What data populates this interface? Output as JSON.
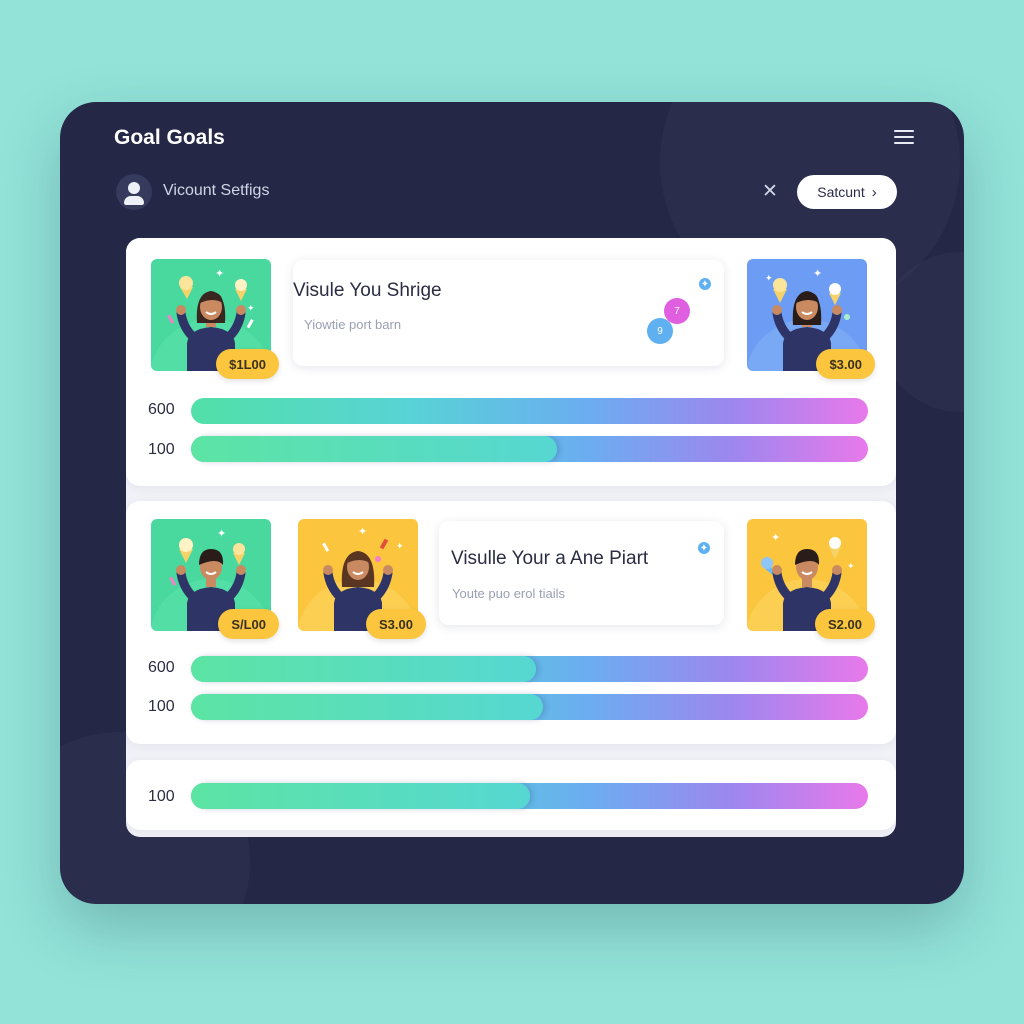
{
  "app": {
    "title": "Goal Goals"
  },
  "header": {
    "account_label": "Vicount Setfigs",
    "close_glyph": "✕",
    "button_label": "Satcunt",
    "button_chevron": "›"
  },
  "icons": [
    "menu-icon",
    "user-icon",
    "close-icon",
    "chevron-right-icon",
    "sparkle-icon",
    "ice-cream-icon",
    "confetti-icon"
  ],
  "colors": {
    "background": "#93e3d9",
    "window": "#242746",
    "price_badge": "#fbc63d",
    "tile_green": "#49d89e",
    "tile_blue": "#6c9cf3",
    "tile_yellow": "#fbc63d",
    "dot_pink": "#e05ee0",
    "dot_blue": "#5fb0f0"
  },
  "goals": [
    {
      "info": {
        "title": "Visule You Shrige",
        "subtitle": "Yiowtie port barn",
        "dot_pink": "7",
        "dot_blue": "9"
      },
      "tiles": [
        {
          "price": "$1L00",
          "color": "green"
        },
        {
          "price": "$3.00",
          "color": "blue"
        }
      ],
      "bars": [
        {
          "label": "600",
          "progress": 1.0
        },
        {
          "label": "100",
          "progress": 0.54
        }
      ]
    },
    {
      "info": {
        "title": "Visulle Your a Ane Piart",
        "subtitle": "Youte puo erol tiails"
      },
      "tiles": [
        {
          "price": "S/L00",
          "color": "green"
        },
        {
          "price": "S3.00",
          "color": "yellow"
        },
        {
          "price": "S2.00",
          "color": "yellow"
        }
      ],
      "bars": [
        {
          "label": "600",
          "progress": 0.51
        },
        {
          "label": "100",
          "progress": 0.52
        }
      ]
    },
    {
      "bars": [
        {
          "label": "100",
          "progress": 0.5
        }
      ]
    }
  ]
}
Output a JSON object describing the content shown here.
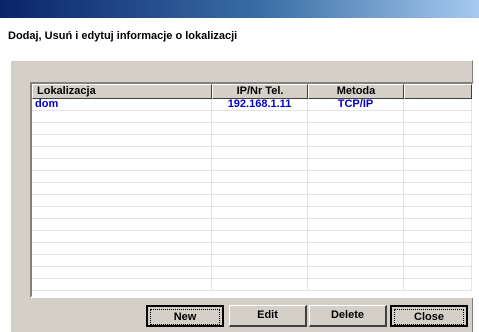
{
  "dialog": {
    "subtitle": "Dodaj, Usuń i edytuj informacje o lokalizacji"
  },
  "list": {
    "columns": [
      "Lokalizacja",
      "IP/Nr Tel.",
      "Metoda",
      ""
    ],
    "rows": [
      {
        "location": "dom",
        "address": "192.168.1.11",
        "method": "TCP/IP"
      }
    ]
  },
  "buttons": {
    "new": "New",
    "edit": "Edit",
    "delete": "Delete",
    "close": "Close"
  },
  "colors": {
    "title_gradient_start": "#0a246a",
    "row_text": "#0000cc",
    "face": "#d4d0c8"
  }
}
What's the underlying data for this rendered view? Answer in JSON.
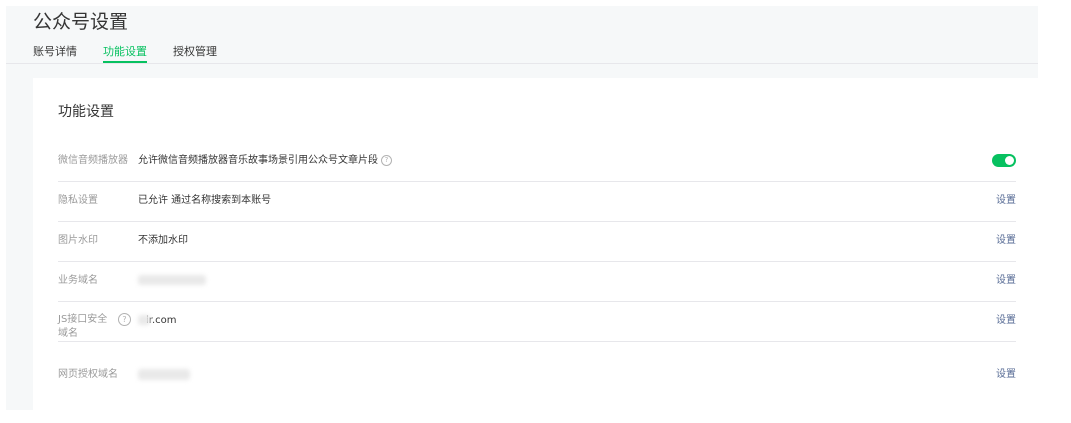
{
  "page": {
    "title": "公众号设置"
  },
  "tabs": [
    {
      "label": "账号详情",
      "active": false
    },
    {
      "label": "功能设置",
      "active": true
    },
    {
      "label": "授权管理",
      "active": false
    }
  ],
  "accent_color": "#07c160",
  "link_color": "#576b95",
  "section": {
    "title": "功能设置",
    "rows": [
      {
        "label": "微信音频播放器",
        "value": "允许微信音频播放器音乐故事场景引用公众号文章片段",
        "action": "toggle",
        "toggle_on": true
      },
      {
        "label": "隐私设置",
        "value": "已允许 通过名称搜索到本账号",
        "action": "设置"
      },
      {
        "label": "图片水印",
        "value": "不添加水印",
        "action": "设置"
      },
      {
        "label": "业务域名",
        "value": "",
        "action": "设置"
      },
      {
        "label": "JS接口安全域名",
        "value": "ir.com",
        "action": "设置"
      },
      {
        "label": "网页授权域名",
        "value": "",
        "action": "设置"
      }
    ]
  }
}
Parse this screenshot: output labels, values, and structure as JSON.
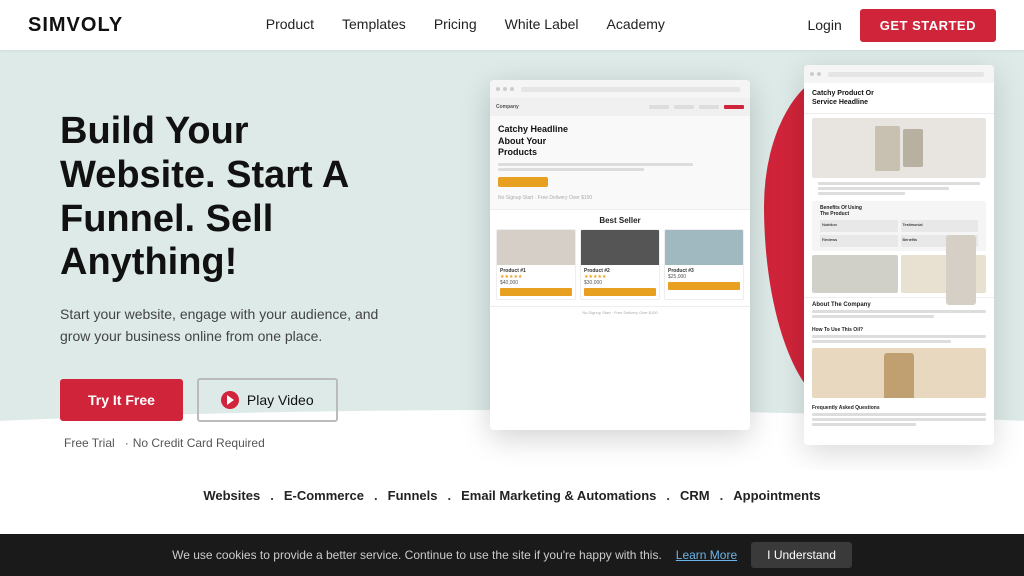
{
  "brand": {
    "logo": "SIMVOLY"
  },
  "nav": {
    "links": [
      {
        "label": "Product",
        "href": "#"
      },
      {
        "label": "Templates",
        "href": "#"
      },
      {
        "label": "Pricing",
        "href": "#"
      },
      {
        "label": "White Label",
        "href": "#"
      },
      {
        "label": "Academy",
        "href": "#"
      }
    ],
    "login_label": "Login",
    "cta_label": "GET STARTED"
  },
  "hero": {
    "headline": "Build Your Website. Start A Funnel. Sell Anything!",
    "subtext": "Start your website, engage with your audience, and grow your business online from one place.",
    "btn_try": "Try It Free",
    "btn_play": "Play Video",
    "note1": "Free Trial",
    "note2": "No Credit Card Required"
  },
  "features": {
    "items": [
      "Websites",
      "E-Commerce",
      "Funnels",
      "Email Marketing & Automations",
      "CRM",
      "Appointments"
    ]
  },
  "cookie": {
    "text": "We use cookies to provide a better service. Continue to use the site if you're happy with this.",
    "link_label": "Learn More",
    "btn_label": "I Understand"
  },
  "mockup_main": {
    "headline": "Catchy Headline\nAbout Your\nProducts",
    "section_title": "Best Seller",
    "product1": {
      "name": "Product #1",
      "price": "$40,000"
    },
    "product2": {
      "name": "Product #2",
      "price": "$30,000"
    }
  },
  "mockup_secondary": {
    "headline": "Catchy Product Or\nService Headline",
    "about_label": "About The Company",
    "faq_label": "Frequently Asked Questions"
  }
}
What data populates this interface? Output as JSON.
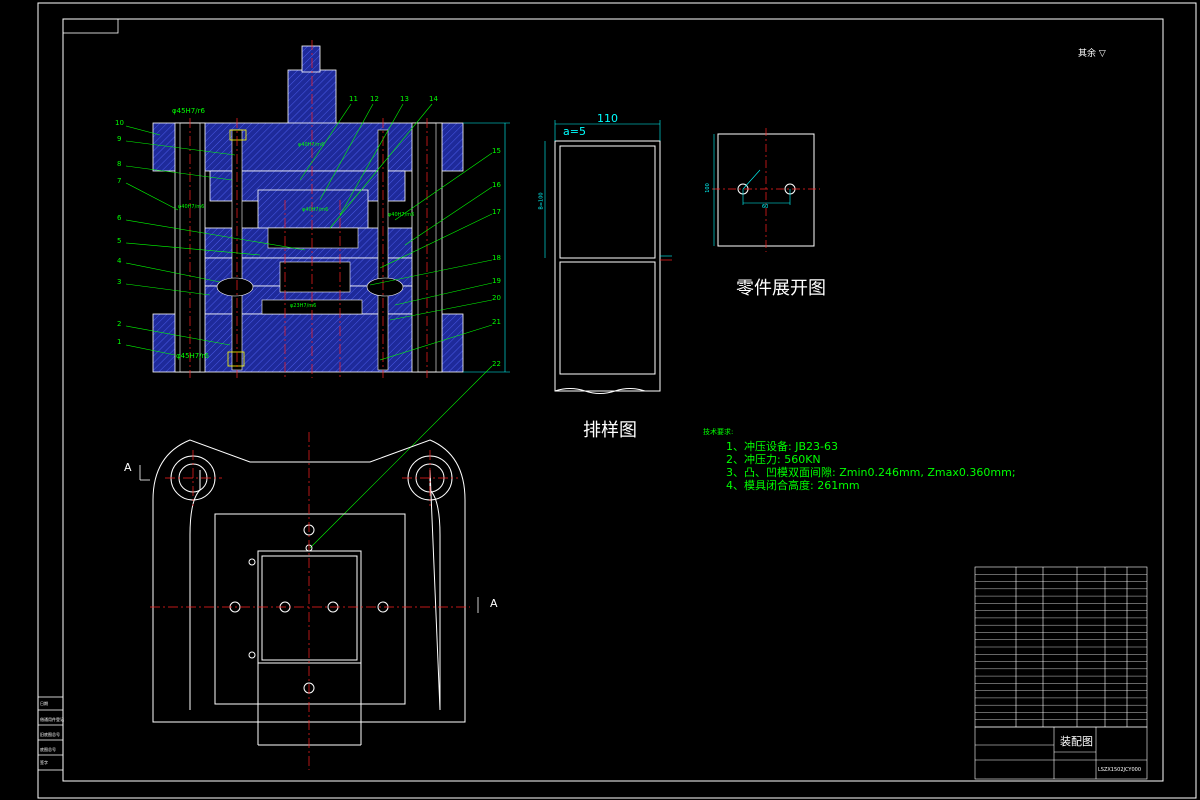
{
  "drawing": {
    "surface_mark": "其余",
    "fit_top": "φ45H7/r6",
    "fit_bottom": "φ45H7/r6",
    "fit_labels": [
      "φ40H7/m6",
      "φ40H7/m6",
      "φ40H7/m6",
      "φ40H7/m6",
      "φ23H7/m6"
    ],
    "part_numbers": [
      "1",
      "2",
      "3",
      "4",
      "5",
      "6",
      "7",
      "8",
      "9",
      "10",
      "11",
      "12",
      "13",
      "14",
      "15",
      "16",
      "17",
      "18",
      "19",
      "20",
      "21",
      "22"
    ],
    "section_a_left": "A",
    "section_a_right": "A",
    "strip_layout": {
      "title": "排样图",
      "width": "110",
      "gap": "a=5",
      "side_dim": "B=100"
    },
    "blank": {
      "title": "零件展开图",
      "dim_side": "100",
      "dim_hole": "60"
    },
    "requirements": {
      "heading": "技术要求:",
      "items": [
        "1、冲压设备: JB23-63",
        "2、冲压力: 560KN",
        "3、凸、凹模双面间隙: Zmin0.246mm, Zmax0.360mm;",
        "4、模具闭合高度: 261mm"
      ]
    },
    "title_block": {
      "name": "装配图",
      "drawing_no": "LSZX1502JCY000",
      "left_labels": [
        "借通用件登记",
        "旧底图总号",
        "底图总号",
        "签字",
        "日期"
      ]
    }
  },
  "colors": {
    "line": "#ffffff",
    "hatch": "#3b4bd8",
    "center": "#ff2020",
    "dim": "#00ffff",
    "leader": "#00ff00"
  }
}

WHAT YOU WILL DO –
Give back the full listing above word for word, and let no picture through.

RESULT –
What data populates this interface? Output as JSON.
{
  "app": {
    "title": "Goal Goals"
  },
  "header": {
    "account_label": "Vicount Setfigs",
    "close_glyph": "✕",
    "button_label": "Satcunt",
    "button_chevron": "›"
  },
  "icons": [
    "menu-icon",
    "user-icon",
    "close-icon",
    "chevron-right-icon",
    "sparkle-icon",
    "ice-cream-icon",
    "confetti-icon"
  ],
  "colors": {
    "background": "#93e3d9",
    "window": "#242746",
    "price_badge": "#fbc63d",
    "tile_green": "#49d89e",
    "tile_blue": "#6c9cf3",
    "tile_yellow": "#fbc63d",
    "dot_pink": "#e05ee0",
    "dot_blue": "#5fb0f0"
  },
  "goals": [
    {
      "info": {
        "title": "Visule You Shrige",
        "subtitle": "Yiowtie port barn",
        "dot_pink": "7",
        "dot_blue": "9"
      },
      "tiles": [
        {
          "price": "$1L00",
          "color": "green"
        },
        {
          "price": "$3.00",
          "color": "blue"
        }
      ],
      "bars": [
        {
          "label": "600",
          "progress": 1.0
        },
        {
          "label": "100",
          "progress": 0.54
        }
      ]
    },
    {
      "info": {
        "title": "Visulle Your a Ane Piart",
        "subtitle": "Youte puo erol tiails"
      },
      "tiles": [
        {
          "price": "S/L00",
          "color": "green"
        },
        {
          "price": "S3.00",
          "color": "yellow"
        },
        {
          "price": "S2.00",
          "color": "yellow"
        }
      ],
      "bars": [
        {
          "label": "600",
          "progress": 0.51
        },
        {
          "label": "100",
          "progress": 0.52
        }
      ]
    },
    {
      "bars": [
        {
          "label": "100",
          "progress": 0.5
        }
      ]
    }
  ]
}
Output a JSON object describing the content shown here.
{
  "dialog": {
    "subtitle": "Dodaj, Usuń i edytuj informacje o lokalizacji"
  },
  "list": {
    "columns": [
      "Lokalizacja",
      "IP/Nr Tel.",
      "Metoda",
      ""
    ],
    "rows": [
      {
        "location": "dom",
        "address": "192.168.1.11",
        "method": "TCP/IP"
      }
    ]
  },
  "buttons": {
    "new": "New",
    "edit": "Edit",
    "delete": "Delete",
    "close": "Close"
  },
  "colors": {
    "title_gradient_start": "#0a246a",
    "row_text": "#0000cc",
    "face": "#d4d0c8"
  }
}
What's the underlying data for this rendered view? Answer in JSON.
{
  "page": {
    "title": "公众号设置"
  },
  "tabs": [
    {
      "label": "账号详情",
      "active": false
    },
    {
      "label": "功能设置",
      "active": true
    },
    {
      "label": "授权管理",
      "active": false
    }
  ],
  "accent_color": "#07c160",
  "link_color": "#576b95",
  "section": {
    "title": "功能设置",
    "rows": [
      {
        "label": "微信音频播放器",
        "value": "允许微信音频播放器音乐故事场景引用公众号文章片段",
        "action": "toggle",
        "toggle_on": true
      },
      {
        "label": "隐私设置",
        "value": "已允许 通过名称搜索到本账号",
        "action": "设置"
      },
      {
        "label": "图片水印",
        "value": "不添加水印",
        "action": "设置"
      },
      {
        "label": "业务域名",
        "value": "",
        "action": "设置"
      },
      {
        "label": "JS接口安全域名",
        "value": "ir.com",
        "action": "设置"
      },
      {
        "label": "网页授权域名",
        "value": "",
        "action": "设置"
      }
    ]
  }
}
Parse this screenshot: output labels, values, and structure as JSON.
{
  "brand": {
    "logo": "SIMVOLY"
  },
  "nav": {
    "links": [
      {
        "label": "Product",
        "href": "#"
      },
      {
        "label": "Templates",
        "href": "#"
      },
      {
        "label": "Pricing",
        "href": "#"
      },
      {
        "label": "White Label",
        "href": "#"
      },
      {
        "label": "Academy",
        "href": "#"
      }
    ],
    "login_label": "Login",
    "cta_label": "GET STARTED"
  },
  "hero": {
    "headline": "Build Your Website. Start A Funnel. Sell Anything!",
    "subtext": "Start your website, engage with your audience, and grow your business online from one place.",
    "btn_try": "Try It Free",
    "btn_play": "Play Video",
    "note1": "Free Trial",
    "note2": "No Credit Card Required"
  },
  "features": {
    "items": [
      "Websites",
      "E-Commerce",
      "Funnels",
      "Email Marketing & Automations",
      "CRM",
      "Appointments"
    ]
  },
  "cookie": {
    "text": "We use cookies to provide a better service. Continue to use the site if you're happy with this.",
    "link_label": "Learn More",
    "btn_label": "I Understand"
  },
  "mockup_main": {
    "headline": "Catchy Headline\nAbout Your\nProducts",
    "section_title": "Best Seller",
    "product1": {
      "name": "Product #1",
      "price": "$40,000"
    },
    "product2": {
      "name": "Product #2",
      "price": "$30,000"
    }
  },
  "mockup_secondary": {
    "headline": "Catchy Product Or\nService Headline",
    "about_label": "About The Company",
    "faq_label": "Frequently Asked Questions"
  }
}
What data populates this interface? Output as JSON.
{
  "drawing": {
    "surface_mark": "其余",
    "fit_top": "φ45H7/r6",
    "fit_bottom": "φ45H7/r6",
    "fit_labels": [
      "φ40H7/m6",
      "φ40H7/m6",
      "φ40H7/m6",
      "φ40H7/m6",
      "φ23H7/m6"
    ],
    "part_numbers": [
      "1",
      "2",
      "3",
      "4",
      "5",
      "6",
      "7",
      "8",
      "9",
      "10",
      "11",
      "12",
      "13",
      "14",
      "15",
      "16",
      "17",
      "18",
      "19",
      "20",
      "21",
      "22"
    ],
    "section_a_left": "A",
    "section_a_right": "A",
    "strip_layout": {
      "title": "排样图",
      "width": "110",
      "gap": "a=5",
      "side_dim": "B=100"
    },
    "blank": {
      "title": "零件展开图",
      "dim_side": "100",
      "dim_hole": "60"
    },
    "requirements": {
      "heading": "技术要求:",
      "items": [
        "1、冲压设备: JB23-63",
        "2、冲压力: 560KN",
        "3、凸、凹模双面间隙: Zmin0.246mm, Zmax0.360mm;",
        "4、模具闭合高度: 261mm"
      ]
    },
    "title_block": {
      "name": "装配图",
      "drawing_no": "LSZX1502JCY000",
      "left_labels": [
        "借通用件登记",
        "旧底图总号",
        "底图总号",
        "签字",
        "日期"
      ]
    }
  },
  "colors": {
    "line": "#ffffff",
    "hatch": "#3b4bd8",
    "center": "#ff2020",
    "dim": "#00ffff",
    "leader": "#00ff00"
  }
}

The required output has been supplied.